What happened in the 1970s?
Homevoters vs. the growth machine.
David Eby, the BC minister responsible for housing, has been pushing hard for municipalities to allow more housing. With the BC municipal elections coming up in October, the Union of BC Municipalities just published a short position paper which basically says that the housing shortage isn't their fault, and engages in a lot of finger-pointing. (Vaughn Palmer describes it as having an unmistakable "whiff of desperation.")
UBCM says that housing completions have been high in recent years, providing a graph going back to 2000 (not adjusted for population). But Leo Spalteholz points out that if you look further back, you can see a steep drop in new housing starting in the 1970s.
Setting aside today’s fight over housing supply, from a historical point of view this is surprising. Before seeing the data, I would have expected to see a postwar housing boom that faded away. Instead housing supply continued to rise right through the 1970s. What happened next?
William Fischel is an economist who's been studying local government and land use for decades. He has a good paper explaining what happened. The Rise of the Homevoters: How the Growth Machine Was Subverted by OPEC and Earth Day.

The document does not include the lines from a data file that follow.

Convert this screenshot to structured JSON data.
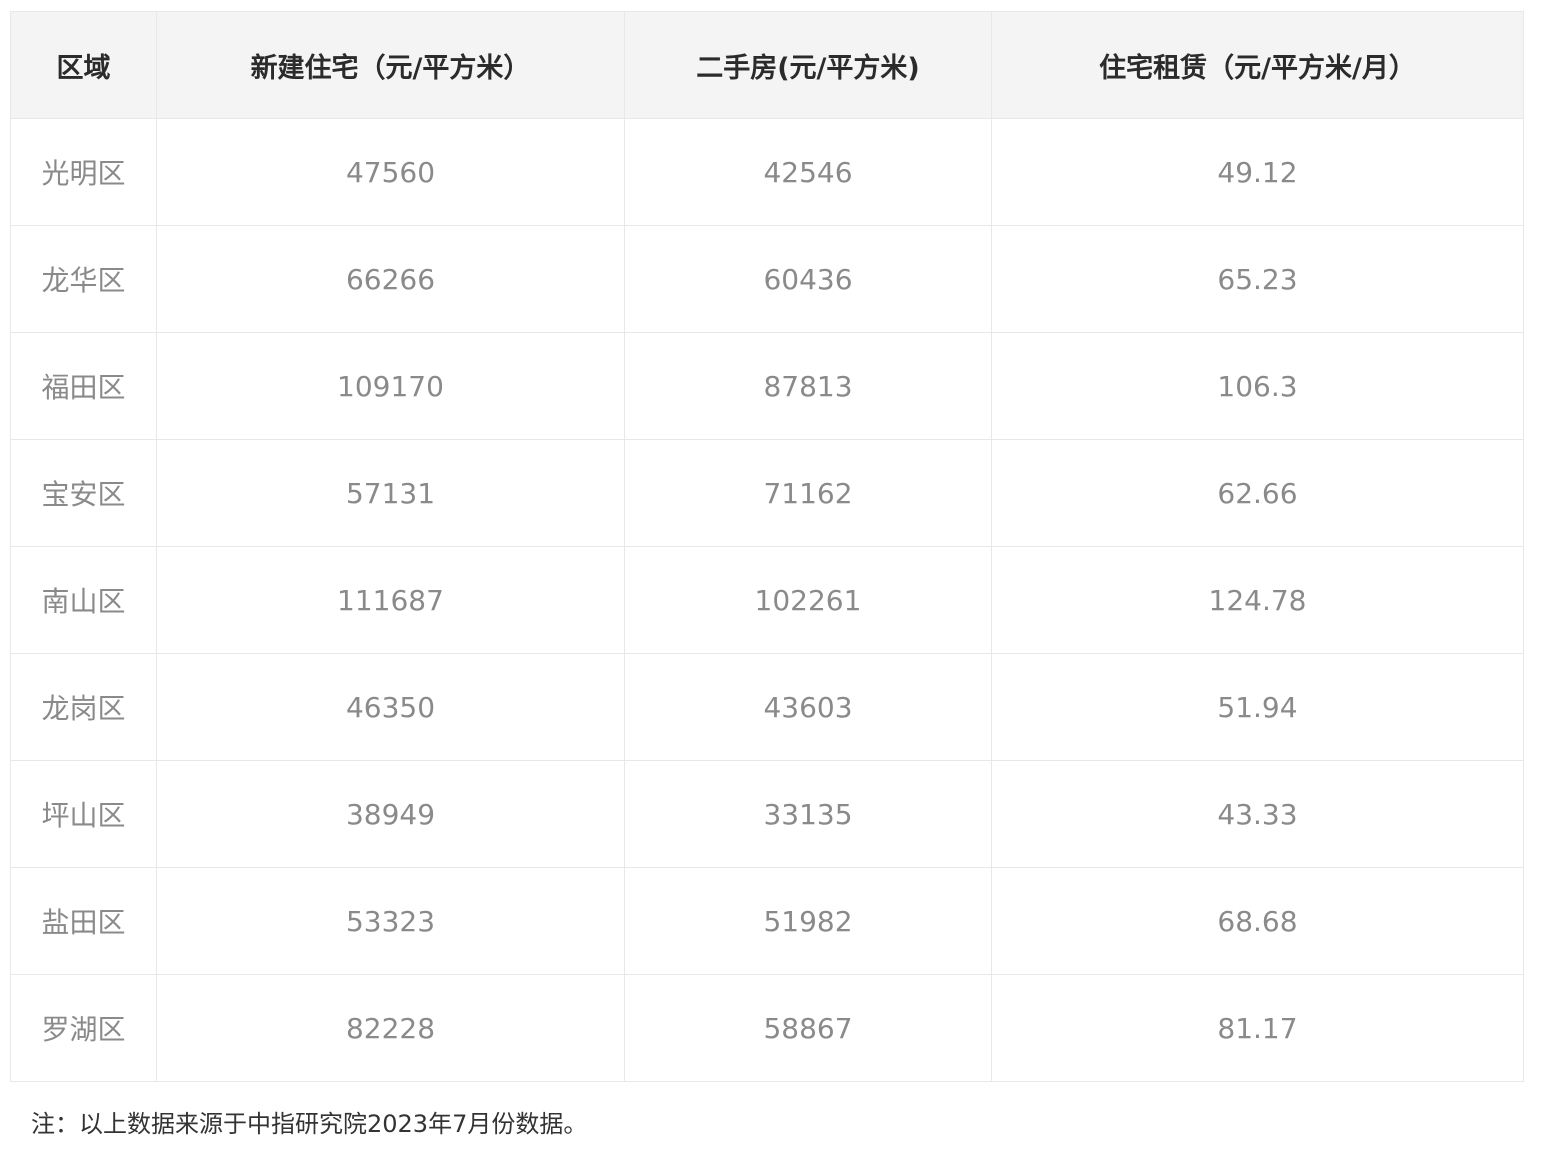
{
  "table": {
    "headers": [
      "区域",
      "新建住宅（元/平方米）",
      "二手房(元/平方米)",
      "住宅租赁（元/平方米/月）"
    ],
    "rows": [
      [
        "光明区",
        "47560",
        "42546",
        "49.12"
      ],
      [
        "龙华区",
        "66266",
        "60436",
        "65.23"
      ],
      [
        "福田区",
        "109170",
        "87813",
        "106.3"
      ],
      [
        "宝安区",
        "57131",
        "71162",
        "62.66"
      ],
      [
        "南山区",
        "111687",
        "102261",
        "124.78"
      ],
      [
        "龙岗区",
        "46350",
        "43603",
        "51.94"
      ],
      [
        "坪山区",
        "38949",
        "33135",
        "43.33"
      ],
      [
        "盐田区",
        "53323",
        "51982",
        "68.68"
      ],
      [
        "罗湖区",
        "82228",
        "58867",
        "81.17"
      ]
    ]
  },
  "note": "注：以上数据来源于中指研究院2023年7月份数据。"
}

Fischel observes that owning a home is a risky investment: it's completely undiversified, and for most homeowners it dominates their net worth, so they can take a huge hit from a single event.
Before the 1970s, most homeowners thought of their home as a secure place to live, not an investment. But that changed as a result of the OPEC crisis and inflation, which caused home prices to rise steeply. To reduce risks to their home values, homeowners basically took over municipal governments, which were previously dominated by real estate and development interests. The takeover by homeowners is what resulted in the clear slowdown in new housing.
Residents of suburbs in the larger urban areas of the Northeast and West Coast used existing zoning and new environmental leverage to protect the growth rate of their home values. The regional spread of these regulations has slowed the growth of the economy and perpetuated regional income inequalities.
Nolan Gray describes the current situation:
Many U.S. cities force every development proposal to go through a long and costly discretionary review process. This is often done by making land-use regulations so restrictive that any development must pursue a discretionary action like a rezoning or a special permit. In practice, this submits all proposed development to months of negotiating and public review, in which locals can shout a project down to their preferred size (which is often a vacant lot) or extract large concessions from the developer.
This matches pretty well with the history of municipal politics in Vancouver, and with Vancouver’s current land use restrictions and public hearing process.
For a book-length discussion of the economics of land use, see Fischel’s Zoning Rules! The Economics of Land Use Regulation.